WALL STREET: MONEY NEVER SLEEPS
starring Michael Douglas, Shia LaBeouf, Josh Brolin, Frank Langella
screenplay by Allan Loeb and Stephen Schiff
directed by Oliver Stone
LEGEND OF THE GUARDIANS: THE OWLS OF GA'HOOLE
screenplay by John Orloff and Emil Stern, based on the novel Guardians of Ga'Hoole by Kathryn Lasky
directed by Zack Snyder

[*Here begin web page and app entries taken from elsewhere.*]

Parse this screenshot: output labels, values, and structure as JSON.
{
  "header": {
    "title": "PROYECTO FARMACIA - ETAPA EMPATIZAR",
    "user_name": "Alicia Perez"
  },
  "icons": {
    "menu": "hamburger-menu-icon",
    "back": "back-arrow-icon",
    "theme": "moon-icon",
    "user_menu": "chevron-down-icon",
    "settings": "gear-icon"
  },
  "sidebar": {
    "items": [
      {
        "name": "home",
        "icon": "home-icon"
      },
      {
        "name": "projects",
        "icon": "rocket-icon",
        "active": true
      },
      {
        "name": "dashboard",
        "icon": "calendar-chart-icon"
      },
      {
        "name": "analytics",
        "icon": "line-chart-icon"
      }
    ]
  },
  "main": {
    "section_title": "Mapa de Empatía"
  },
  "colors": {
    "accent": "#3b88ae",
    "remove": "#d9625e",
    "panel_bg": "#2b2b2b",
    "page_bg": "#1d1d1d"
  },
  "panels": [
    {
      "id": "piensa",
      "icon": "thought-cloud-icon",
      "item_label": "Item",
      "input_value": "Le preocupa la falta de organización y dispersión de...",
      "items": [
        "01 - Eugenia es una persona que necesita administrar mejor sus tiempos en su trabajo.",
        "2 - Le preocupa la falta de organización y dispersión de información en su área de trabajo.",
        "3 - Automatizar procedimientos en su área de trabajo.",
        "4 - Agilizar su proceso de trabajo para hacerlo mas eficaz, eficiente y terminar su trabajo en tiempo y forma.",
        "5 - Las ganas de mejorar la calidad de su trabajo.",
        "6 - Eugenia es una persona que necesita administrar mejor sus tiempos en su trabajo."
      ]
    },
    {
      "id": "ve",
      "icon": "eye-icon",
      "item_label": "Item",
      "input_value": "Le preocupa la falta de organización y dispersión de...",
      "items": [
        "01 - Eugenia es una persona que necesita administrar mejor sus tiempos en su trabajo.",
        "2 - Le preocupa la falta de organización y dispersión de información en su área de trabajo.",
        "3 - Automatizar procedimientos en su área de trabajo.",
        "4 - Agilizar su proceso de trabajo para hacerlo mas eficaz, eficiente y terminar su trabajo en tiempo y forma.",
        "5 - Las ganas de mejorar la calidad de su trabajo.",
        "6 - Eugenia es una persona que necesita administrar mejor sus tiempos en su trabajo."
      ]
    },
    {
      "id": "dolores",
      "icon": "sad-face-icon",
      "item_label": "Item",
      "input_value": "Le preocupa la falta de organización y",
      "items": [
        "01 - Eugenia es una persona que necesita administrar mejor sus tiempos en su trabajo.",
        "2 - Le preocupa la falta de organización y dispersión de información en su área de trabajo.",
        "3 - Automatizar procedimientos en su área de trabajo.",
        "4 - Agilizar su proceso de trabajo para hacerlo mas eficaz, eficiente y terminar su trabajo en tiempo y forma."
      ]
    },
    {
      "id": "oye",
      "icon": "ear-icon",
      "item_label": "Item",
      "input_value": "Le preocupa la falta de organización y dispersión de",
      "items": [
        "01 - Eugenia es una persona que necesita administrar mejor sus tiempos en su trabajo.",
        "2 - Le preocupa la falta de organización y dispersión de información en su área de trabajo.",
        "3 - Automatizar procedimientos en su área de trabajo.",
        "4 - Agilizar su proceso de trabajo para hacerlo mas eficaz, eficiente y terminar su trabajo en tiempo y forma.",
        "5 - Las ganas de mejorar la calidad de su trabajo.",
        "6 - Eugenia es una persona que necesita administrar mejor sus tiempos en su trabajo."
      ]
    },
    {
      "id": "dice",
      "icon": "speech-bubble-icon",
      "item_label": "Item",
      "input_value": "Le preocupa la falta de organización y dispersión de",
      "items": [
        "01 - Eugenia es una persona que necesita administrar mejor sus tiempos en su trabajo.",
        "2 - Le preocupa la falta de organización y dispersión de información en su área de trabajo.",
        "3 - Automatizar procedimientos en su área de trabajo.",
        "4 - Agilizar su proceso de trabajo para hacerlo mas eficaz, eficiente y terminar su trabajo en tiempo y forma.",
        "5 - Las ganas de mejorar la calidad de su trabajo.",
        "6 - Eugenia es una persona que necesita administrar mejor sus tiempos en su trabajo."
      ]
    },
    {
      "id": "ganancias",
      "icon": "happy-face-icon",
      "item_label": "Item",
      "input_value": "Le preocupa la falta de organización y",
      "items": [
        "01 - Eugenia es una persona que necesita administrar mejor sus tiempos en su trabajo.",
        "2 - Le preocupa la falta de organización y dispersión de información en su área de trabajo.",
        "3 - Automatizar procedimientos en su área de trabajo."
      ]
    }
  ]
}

by Ian Pugh SPOILER WARNING IN EFFECT. Oliver Stone has a penchant for writing himself into living history, and normally, it's quite fascinating. By making movies about historical events whose ramifications have not yet fully materialized, he engages in a battle of wits with the unfamiliar. He tries to understand what's unfolding at this very moment, constantly on the lookout for something resembling closure. From that perspective, Wall Street: Money Never Sleeps (hereafter Wall Street 2) suffers from Stone's familiarity with the subject. Having already made a movie about the chaos of the free market, he knows exactly what he wants to say from the outset. Our boy Gordon Gekko (Michael Douglas) spent the Clinton years behind bars, leaving his personal life in shambles. Beloved son Rudy has died of a drug overdose, and hitherto-unmentioned daughter Winnie (Carey Mulligan) is--irony of ironies!--a lefty blogger who won't have anything to do with him. Enter her fiancé, Jake Moore (professional protégé Shia LaBeouf, who's convincing enough; and the character's name is More, get it?), an ambitious green-energy investor who wants to learn a few moves from a living legend. As fate would have it, the two men share a mutual enemy in Bretton James (Josh Brolin), the slimy businessman who sent Gekko to the slammer and spread a few market rumours that prompted Jake's mentor/father figure (Frank Langella) to commit suicide. Gekko sees the chance to rekindle his relationship with Winnie, while Jake wants to make a mint founded on revenge. Alliances are forged, tricks are played, trust is abused, and, above all, greed continues to rule the day. When the bottom falls out, you'd best be prepared for a lot of hand-wringing in the executive boardroom--but hell, you know there are more important things floating around here, right? Winnie announces her pregnancy on the very same day that the 2008 economy does its final nosedive. Where do you think Wall Street 2 is going to end up?